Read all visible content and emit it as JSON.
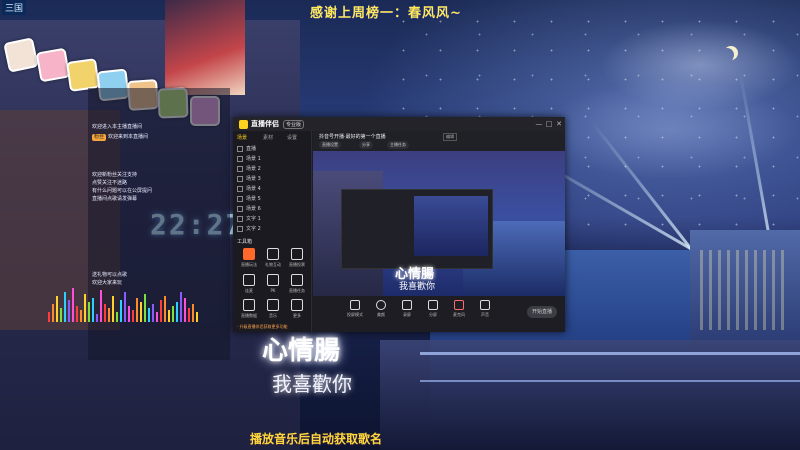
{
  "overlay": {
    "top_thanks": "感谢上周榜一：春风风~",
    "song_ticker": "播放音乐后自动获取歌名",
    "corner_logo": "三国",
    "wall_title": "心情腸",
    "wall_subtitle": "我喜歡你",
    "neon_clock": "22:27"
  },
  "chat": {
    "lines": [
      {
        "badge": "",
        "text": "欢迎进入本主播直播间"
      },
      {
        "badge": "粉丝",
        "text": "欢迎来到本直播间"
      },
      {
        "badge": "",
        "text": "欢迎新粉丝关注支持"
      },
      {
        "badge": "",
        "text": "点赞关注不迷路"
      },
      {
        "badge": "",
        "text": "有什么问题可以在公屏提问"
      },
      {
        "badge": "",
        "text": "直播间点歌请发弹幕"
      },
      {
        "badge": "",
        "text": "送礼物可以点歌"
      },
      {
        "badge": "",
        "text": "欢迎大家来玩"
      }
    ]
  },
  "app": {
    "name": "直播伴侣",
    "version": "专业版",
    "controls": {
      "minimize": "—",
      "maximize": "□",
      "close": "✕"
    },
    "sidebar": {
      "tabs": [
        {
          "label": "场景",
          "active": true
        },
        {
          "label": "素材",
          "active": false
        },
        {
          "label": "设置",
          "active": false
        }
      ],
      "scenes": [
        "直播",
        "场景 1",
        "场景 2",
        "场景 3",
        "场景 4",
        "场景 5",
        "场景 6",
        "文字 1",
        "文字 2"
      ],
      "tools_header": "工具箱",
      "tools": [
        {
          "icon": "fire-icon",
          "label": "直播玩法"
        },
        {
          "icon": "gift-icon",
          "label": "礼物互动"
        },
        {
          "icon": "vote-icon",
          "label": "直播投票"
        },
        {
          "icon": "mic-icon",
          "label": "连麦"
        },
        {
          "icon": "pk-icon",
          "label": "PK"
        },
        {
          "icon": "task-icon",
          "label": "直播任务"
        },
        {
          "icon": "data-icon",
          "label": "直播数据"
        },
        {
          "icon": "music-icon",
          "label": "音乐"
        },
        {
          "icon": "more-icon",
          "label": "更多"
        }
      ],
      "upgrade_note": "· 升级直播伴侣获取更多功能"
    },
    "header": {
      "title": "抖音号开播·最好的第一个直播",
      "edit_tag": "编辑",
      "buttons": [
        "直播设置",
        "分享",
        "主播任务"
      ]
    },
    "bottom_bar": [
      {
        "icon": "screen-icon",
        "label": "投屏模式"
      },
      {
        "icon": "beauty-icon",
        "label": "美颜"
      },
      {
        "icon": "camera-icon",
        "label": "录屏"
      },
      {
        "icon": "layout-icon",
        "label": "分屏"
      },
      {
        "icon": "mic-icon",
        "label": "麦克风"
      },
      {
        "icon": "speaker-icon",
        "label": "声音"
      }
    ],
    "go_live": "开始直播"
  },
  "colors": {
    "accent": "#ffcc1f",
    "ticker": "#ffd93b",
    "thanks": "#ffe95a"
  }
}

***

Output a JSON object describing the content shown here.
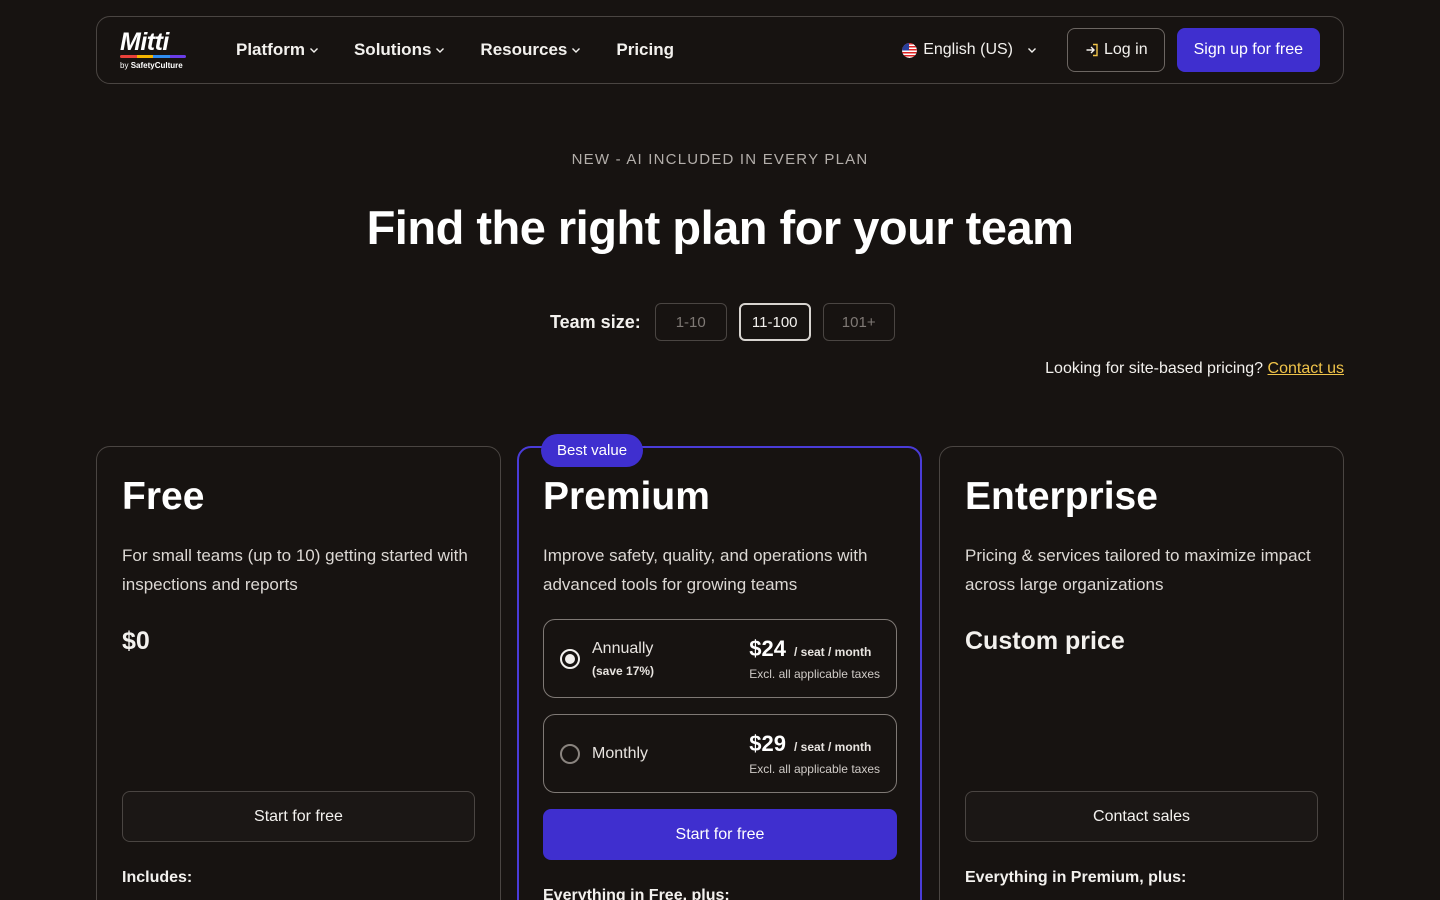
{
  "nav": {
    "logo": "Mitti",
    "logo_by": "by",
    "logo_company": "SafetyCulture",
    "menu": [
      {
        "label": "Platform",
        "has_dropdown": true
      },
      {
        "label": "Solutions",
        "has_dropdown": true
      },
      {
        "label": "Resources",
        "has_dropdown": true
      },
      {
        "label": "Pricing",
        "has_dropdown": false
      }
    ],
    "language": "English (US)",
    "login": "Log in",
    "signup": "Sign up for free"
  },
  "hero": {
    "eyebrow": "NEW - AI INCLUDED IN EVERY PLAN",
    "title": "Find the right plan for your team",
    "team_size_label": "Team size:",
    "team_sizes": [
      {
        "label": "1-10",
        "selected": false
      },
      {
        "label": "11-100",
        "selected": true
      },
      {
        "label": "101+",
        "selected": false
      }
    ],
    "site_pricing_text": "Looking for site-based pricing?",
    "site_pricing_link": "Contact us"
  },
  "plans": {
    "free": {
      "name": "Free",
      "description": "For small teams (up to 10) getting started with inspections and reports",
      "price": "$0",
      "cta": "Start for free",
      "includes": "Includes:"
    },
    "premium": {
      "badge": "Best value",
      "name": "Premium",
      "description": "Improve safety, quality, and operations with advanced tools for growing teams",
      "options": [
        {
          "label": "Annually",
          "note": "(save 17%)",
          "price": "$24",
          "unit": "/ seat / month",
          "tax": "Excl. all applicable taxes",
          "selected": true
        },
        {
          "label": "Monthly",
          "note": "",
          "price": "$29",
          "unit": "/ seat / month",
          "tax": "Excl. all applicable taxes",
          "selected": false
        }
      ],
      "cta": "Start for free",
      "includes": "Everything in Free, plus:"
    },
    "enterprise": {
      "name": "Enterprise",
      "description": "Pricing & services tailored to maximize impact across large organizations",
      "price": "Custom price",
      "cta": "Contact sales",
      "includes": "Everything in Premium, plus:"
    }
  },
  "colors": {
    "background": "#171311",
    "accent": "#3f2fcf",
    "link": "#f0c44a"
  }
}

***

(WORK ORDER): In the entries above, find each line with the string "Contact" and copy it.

(ANSWER FOR THIS EXERCISE):
    "site_pricing_link": "Contact us"
      "cta": "Contact sales",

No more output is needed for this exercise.